About a year ago, Paul Hadfield and The McCoys was basically unknown on the Chattanooga club scene. Friday night, they helped kick off the opening night of the city's biggest music festival.
The significance of that twist of fate wasn't lost on them. Even 20 minutes before his 6 p.m. downbeat on the Volkswagen Stage, the Southern-fried roots rock quartet's front man was still mulling over the possibilities inherent to playing Riverbend.
"Just the opportunity to be in front of a crowd potentially that big is a big thing," Hadfield said. "To go from no one knowing who we were to having this opportunity is a big leap. More than anything, it's a great, great chance."
Since April, Hadfield and his bandmates -- Keith Chastain (guitar), Stephen Hare (bass) and Daniel Hooker (drums) -- have been applying a mirror polish to a 60-minute set of roots-rock songs. Despite the potential to reach hundreds, perhaps thousands of potential new fans, however, their main concern was the overcast skies that had loomed over the city all day.
"I don't feel any apprehension. The only thing I worry about is whether it will rain and scare people off," Hadfield said, laughing. Behind him, a few dozen people milled about at the foot of the stage, including his parents, Donna and Randy Hadfield, who drove down to see him from his former hometown of Paducah, Ky.
After a brief prayer and with a high-five to his son, Logan, 4, and his daughter, Sophie, 8, Hadfield took the stage. Once he'd affixed a coyote tail to his guitar and tied his red bandana around the mic stand, they kicked things off.
According to Friends of the Festival talent assistant Bob Payne, about 40 percent of the 82 acts scheduled to play Riverbend this year come from within 50 miles of Chattanooga.
Payne is in charge of booking acts for the Volkswagen Stage, the stage featuring mostly local talent situated on the lawn between the gates at Power Alley and Chestnut Street. Every year, he receives about 300 demo tapes from local artists clamoring for a chance to play the festival, but he said he almost always takes the time to see them at a live show before pulling the trigger on a booking.

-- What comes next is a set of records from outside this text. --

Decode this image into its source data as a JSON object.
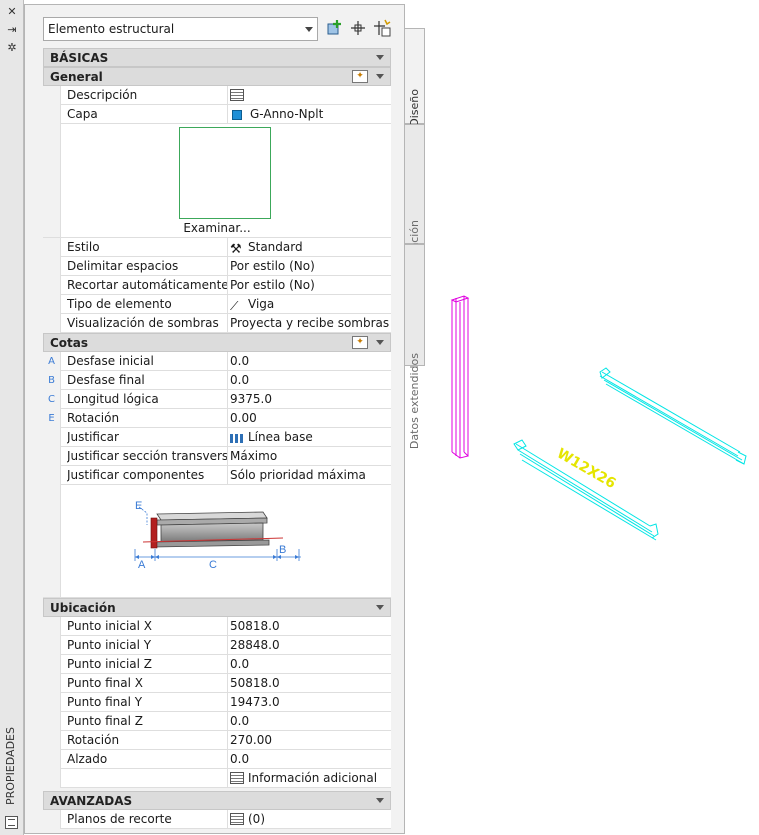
{
  "left_bar": {
    "title": "PROPIEDADES",
    "icons": [
      "close-icon",
      "auto-hide-icon",
      "settings-icon",
      "properties-window-icon"
    ]
  },
  "toolbar": {
    "object_type": "Elemento estructural",
    "buttons": [
      "add-selection-icon",
      "select-objects-icon",
      "quick-select-icon"
    ]
  },
  "side_tabs": [
    "Diseño",
    "Visualización",
    "Datos extendidos"
  ],
  "basic": {
    "header": "BÁSICAS",
    "general": {
      "header": "General",
      "rows": [
        {
          "label": "Descripción",
          "value": "",
          "icon": "table-icon"
        },
        {
          "label": "Capa",
          "value": "G-Anno-Nplt",
          "icon": "layer-color-icon",
          "color": "#1f8fd6"
        }
      ],
      "preview_button": "Examinar...",
      "rows2": [
        {
          "label": "Estilo",
          "value": "Standard",
          "icon": "style-icon"
        },
        {
          "label": "Delimitar espacios",
          "value": "Por estilo (No)"
        },
        {
          "label": "Recortar automáticamente",
          "value": "Por estilo (No)"
        },
        {
          "label": "Tipo de elemento",
          "value": "Viga",
          "icon": "beam-icon"
        },
        {
          "label": "Visualización de sombras",
          "value": "Proyecta y recibe sombras"
        }
      ]
    },
    "dimensions": {
      "header": "Cotas",
      "rows": [
        {
          "key": "A",
          "label": "Desfase inicial",
          "value": "0.0"
        },
        {
          "key": "B",
          "label": "Desfase final",
          "value": "0.0"
        },
        {
          "key": "C",
          "label": "Longitud lógica",
          "value": "9375.0"
        },
        {
          "key": "E",
          "label": "Rotación",
          "value": "0.00"
        },
        {
          "key": "",
          "label": "Justificar",
          "value": "Línea base",
          "icon": "justify-icon"
        },
        {
          "key": "",
          "label": "Justificar sección transversal",
          "value": "Máximo"
        },
        {
          "key": "",
          "label": "Justificar componentes",
          "value": "Sólo prioridad máxima"
        }
      ],
      "diagram_labels": [
        "E",
        "A",
        "C",
        "B"
      ]
    }
  },
  "location": {
    "header": "Ubicación",
    "rows": [
      {
        "label": "Punto inicial X",
        "value": "50818.0"
      },
      {
        "label": "Punto inicial Y",
        "value": "28848.0"
      },
      {
        "label": "Punto inicial Z",
        "value": "0.0"
      },
      {
        "label": "Punto final X",
        "value": "50818.0"
      },
      {
        "label": "Punto final Y",
        "value": "19473.0"
      },
      {
        "label": "Punto final Z",
        "value": "0.0"
      },
      {
        "label": "Rotación",
        "value": "270.00"
      },
      {
        "label": "Alzado",
        "value": "0.0"
      },
      {
        "label": "",
        "value": "Información adicional",
        "icon": "table-icon"
      }
    ]
  },
  "advanced": {
    "header": "AVANZADAS",
    "rows": [
      {
        "label": "Planos de recorte",
        "value": "(0)",
        "icon": "table-icon"
      }
    ]
  },
  "drawing": {
    "beam_label": "W12X26",
    "column_color": "#e000e0",
    "beam_color": "#00e5e5",
    "label_color": "#e5e500"
  }
}
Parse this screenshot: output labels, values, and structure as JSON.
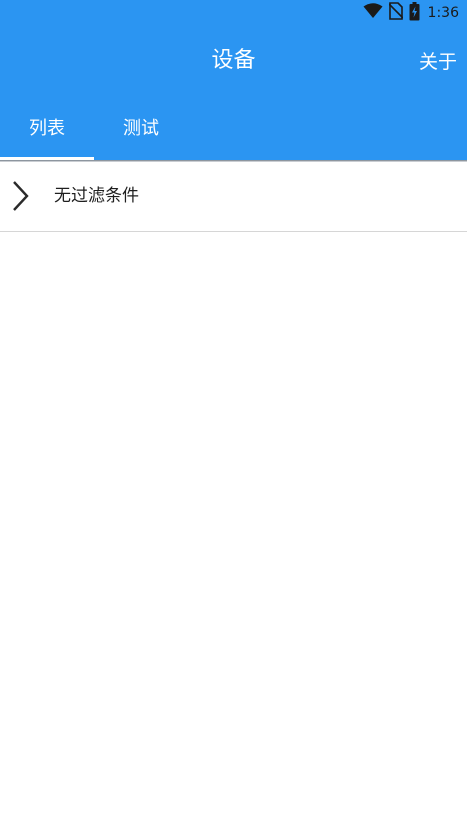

Some of Payne's selections are no-brainer decisions made after seeing a band win over the public through competitions such as the Road to Nightfall battle of the bands or another popular-vote event.
In the case of Hadfield and The McCoys, Payne said they caught his attention last summer through a show during the final round of the Texaco Country Showdown at Rhythm & Brews on Market Street. Although they didn't win the event, Payne immediately offered Hadfield the opening time slot. The second and final VW Stage booking Friday went to Project Illumination, another Texaco Country Showdown finalist.
On average Payne says Riverbend pays local bands about $100 per musician, about equivalent to what they would earn by playing a local club, but the potential rewards of playing for an hour on the riverfront can't be measured with a dollar sign alone.
"When they come here, we give them the very best equipment and sound guys and techs," he said. "That's the time that they probably sound the best. We try to make them feel important."
On Wednesday, Travis Kilgore will perform on the VW Stage as the bassist with local pop band Amber Fults and The Ambivalent Lovers. The show marks Kilgore's third Riverbend appearance, and he said the experience of playing the festival is rewarding on many levels.
"I always look forward to it," Kilgore said. "I think it's a boon to local musicians. The crew is about [your show], the back line is nice, the equipment is nice and the stage doesn't feel like it's going to collapse under me."
And this year, he said, he and his bandmates are determined to make the most of the opportunity.
"This year, we get to open before Boston and give them a really high bar to meet," he added, laughing. "We want people to leave going, 'Boston, who?'"
By the time Hadfield and his compatriots wrapped up their set, the crowd fronting the VW Stage had swollen to several hundred onlookers, including early Coke Stage arrivals who turned their chairs around to listen.
With the last notes of "So Long, So Wrong" still ringing in the air and the sheen of sweat still glistening on his face, Hadfield said the months of prep were worth the hassle.
And the legions of fans they expected to reach?
"Realistically, I think it worked out pretty well," Hadfield said, laughing. "You always dream kind of crazy, but it's about what I expected to see.
"We definitely put some sweat equity into it. I'd do it again tonight."
Casey Phillips at email@example.com or 423-757-6205. Follow him on Twitter at @PhillipsCTFP.